Three years later, this film was one of the first of his  I saw, like I mentioned, but  will admit I didn’t really want to watch it at first- I was so enamored with Cary making me laugh, I didn’t know if I could handle him doing a full on drama (as Penny Serenade is technically a melodrama)- but boy was I wrong!!

One of the best things about Only Angels is that the picture is a different Cary Grant picture and in the best way possible. I don’t wanna say Cary isn’t the focus, but at the same time, I do. I think the picture really belongs to Jean Arthur, and even scene stealer Rita Hayworth.

However Cary’s character, Geoff Carter, is important (as always), as without him, there is no development- he’s the guy who keeps everyone moving forward- he consoles Jean Arthur when  Joe is killed, catches Thomas Mitchell’s character’s, Kid, bad eyesight, and all in all is a great guy to have on hand (I mean he is Cary Grant!!!)

Another aspect that makes this film just wonderful is the direction of Howard Hawks- who literally could direct anything- film noir, musical, screwball comedy, adventure, drama, comedy, western- he seriously did it all , with them all being enjoyable. And while Cary Grant may have been the favorite of Mr. Alfred Hitchcock, Cary’s favorite director was said to be Hawks. If any other director would have been at the head of this project, I personally feel it wouldn’t have turned out as wonderful as it did.

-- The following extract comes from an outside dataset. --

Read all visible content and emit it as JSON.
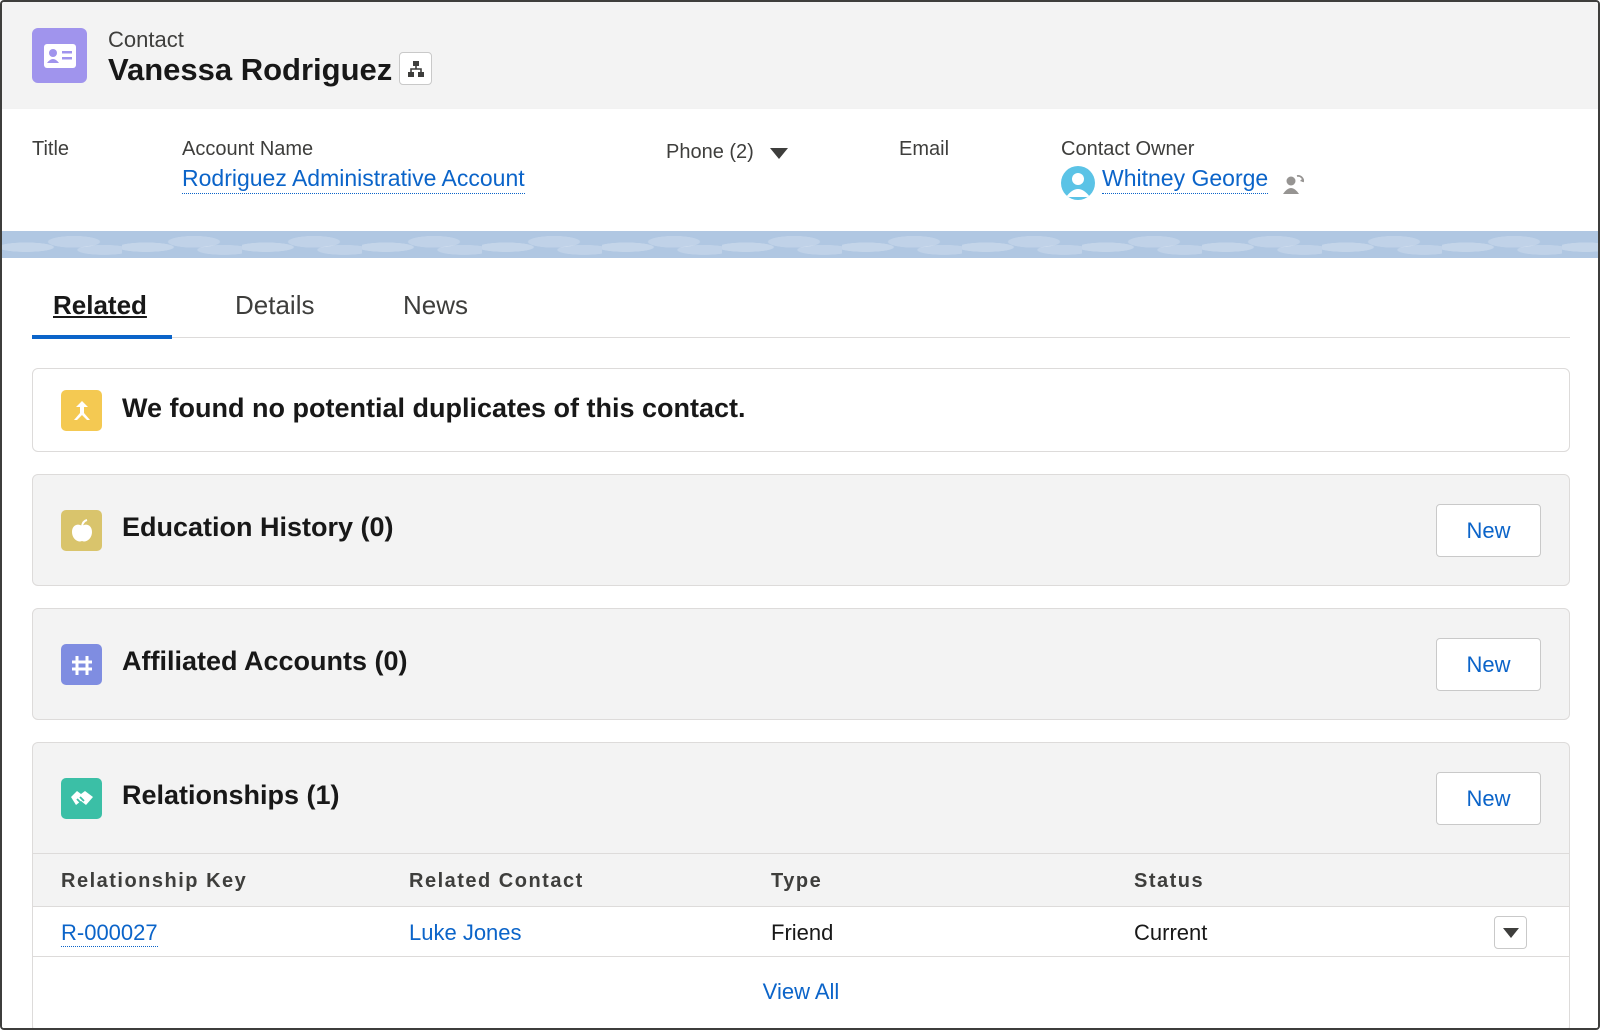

Image result for only angels have wings airplane scenesLastly, what makes this film is the aviation scenes and attitudes that are depicted. Flying in airplanes was the fascination for people in the 1920s and 30s- and yes so many films have depicted pilots, it this film is probably one of the best , if not THE best from the era. And- To those who watch today and say “that’s cheesy”- please just remember- this was without computer and green screen CGI- no animation whatsoever, yet it looks great!

On the whole, Only Angels Have Wings is a delightful picture, it’s a bit long, but that’s OK- I love Cary Grant and I love him with Jean Arthur (she’s soo underrated!). It’s just one of those movies that offers a real escape from everyday life- go out to the South American coast with Mr Cary Grant? SIGN. ME .UP.

To wrap up, I’m just gonna leave you with this really awesome picture of Cary and Jean- man I wish I was her! (For those who have seen the movie- I just adore the ending scene, and so did Ms. Arthur- for years later she recalled “I loved sinking my head into Cary Grant’s chest”. ) SIGGHHH!